- Exercise instructions
Within the records, find every line that includes the word "JSON" and copy it.

Interface dataset entries:
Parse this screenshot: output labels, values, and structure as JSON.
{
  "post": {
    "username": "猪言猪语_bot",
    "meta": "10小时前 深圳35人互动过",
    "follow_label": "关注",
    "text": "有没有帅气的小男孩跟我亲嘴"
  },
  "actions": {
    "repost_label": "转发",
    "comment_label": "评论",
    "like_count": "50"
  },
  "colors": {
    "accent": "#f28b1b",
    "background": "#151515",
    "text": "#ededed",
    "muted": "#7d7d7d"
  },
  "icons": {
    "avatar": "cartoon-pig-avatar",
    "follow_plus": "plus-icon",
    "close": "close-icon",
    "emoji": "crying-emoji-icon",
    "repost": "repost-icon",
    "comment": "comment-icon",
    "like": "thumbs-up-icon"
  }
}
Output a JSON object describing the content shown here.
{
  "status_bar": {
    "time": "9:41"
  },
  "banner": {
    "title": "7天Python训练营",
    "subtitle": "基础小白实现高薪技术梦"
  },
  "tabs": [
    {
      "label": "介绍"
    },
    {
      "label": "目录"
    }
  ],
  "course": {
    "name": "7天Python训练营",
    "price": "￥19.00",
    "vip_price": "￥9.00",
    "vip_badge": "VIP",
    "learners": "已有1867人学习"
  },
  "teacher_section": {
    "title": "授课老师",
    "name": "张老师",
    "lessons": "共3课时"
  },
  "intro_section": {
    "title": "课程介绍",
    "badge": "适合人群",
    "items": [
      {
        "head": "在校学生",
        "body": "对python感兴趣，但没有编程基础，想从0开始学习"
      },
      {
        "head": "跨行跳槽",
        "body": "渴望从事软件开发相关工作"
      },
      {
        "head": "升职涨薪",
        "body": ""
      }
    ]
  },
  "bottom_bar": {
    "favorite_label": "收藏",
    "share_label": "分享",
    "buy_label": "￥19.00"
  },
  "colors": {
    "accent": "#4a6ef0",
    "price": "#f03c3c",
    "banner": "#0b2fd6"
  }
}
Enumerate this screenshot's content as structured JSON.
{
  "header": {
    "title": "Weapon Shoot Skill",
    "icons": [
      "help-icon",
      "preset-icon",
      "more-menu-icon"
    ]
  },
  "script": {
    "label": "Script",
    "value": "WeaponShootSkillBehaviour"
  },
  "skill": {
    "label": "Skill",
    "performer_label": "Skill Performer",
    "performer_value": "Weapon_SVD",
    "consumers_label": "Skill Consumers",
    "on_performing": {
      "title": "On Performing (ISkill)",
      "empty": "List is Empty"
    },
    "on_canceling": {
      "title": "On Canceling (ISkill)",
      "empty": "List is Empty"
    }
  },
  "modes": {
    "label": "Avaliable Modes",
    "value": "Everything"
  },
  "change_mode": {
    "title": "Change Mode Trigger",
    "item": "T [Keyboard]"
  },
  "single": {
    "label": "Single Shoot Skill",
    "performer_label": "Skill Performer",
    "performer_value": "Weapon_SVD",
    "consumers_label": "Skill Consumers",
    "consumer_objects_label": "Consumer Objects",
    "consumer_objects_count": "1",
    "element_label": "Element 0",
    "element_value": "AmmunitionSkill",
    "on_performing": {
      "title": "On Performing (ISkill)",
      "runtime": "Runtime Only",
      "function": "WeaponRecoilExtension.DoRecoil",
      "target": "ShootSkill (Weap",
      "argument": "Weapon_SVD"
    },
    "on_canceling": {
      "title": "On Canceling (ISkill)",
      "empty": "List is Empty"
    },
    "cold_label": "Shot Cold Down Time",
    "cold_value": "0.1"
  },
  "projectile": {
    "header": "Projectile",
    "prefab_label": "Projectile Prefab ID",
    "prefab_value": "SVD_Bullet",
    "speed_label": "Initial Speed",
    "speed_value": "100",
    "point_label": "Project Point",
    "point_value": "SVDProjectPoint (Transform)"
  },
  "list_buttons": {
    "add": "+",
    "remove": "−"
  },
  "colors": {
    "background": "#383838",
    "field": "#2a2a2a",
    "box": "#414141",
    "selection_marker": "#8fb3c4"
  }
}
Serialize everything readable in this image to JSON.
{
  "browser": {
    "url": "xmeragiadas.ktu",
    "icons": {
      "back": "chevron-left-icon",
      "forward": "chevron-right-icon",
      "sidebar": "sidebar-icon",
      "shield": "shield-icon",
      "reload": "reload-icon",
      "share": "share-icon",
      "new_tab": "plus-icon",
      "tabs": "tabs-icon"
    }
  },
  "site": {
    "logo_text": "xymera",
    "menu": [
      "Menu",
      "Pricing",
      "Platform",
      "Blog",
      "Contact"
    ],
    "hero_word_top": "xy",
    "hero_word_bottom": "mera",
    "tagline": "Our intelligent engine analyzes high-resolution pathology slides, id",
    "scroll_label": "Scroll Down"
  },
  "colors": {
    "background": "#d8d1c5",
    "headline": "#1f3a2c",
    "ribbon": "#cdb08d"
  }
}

- Written response
Parse this screenshot: output labels, values, and structure as JSON.
Output a JSON object describing the content shown here.
Enumerate this screenshot's content as structured JSON.
Serialize everything readable in this image to JSON.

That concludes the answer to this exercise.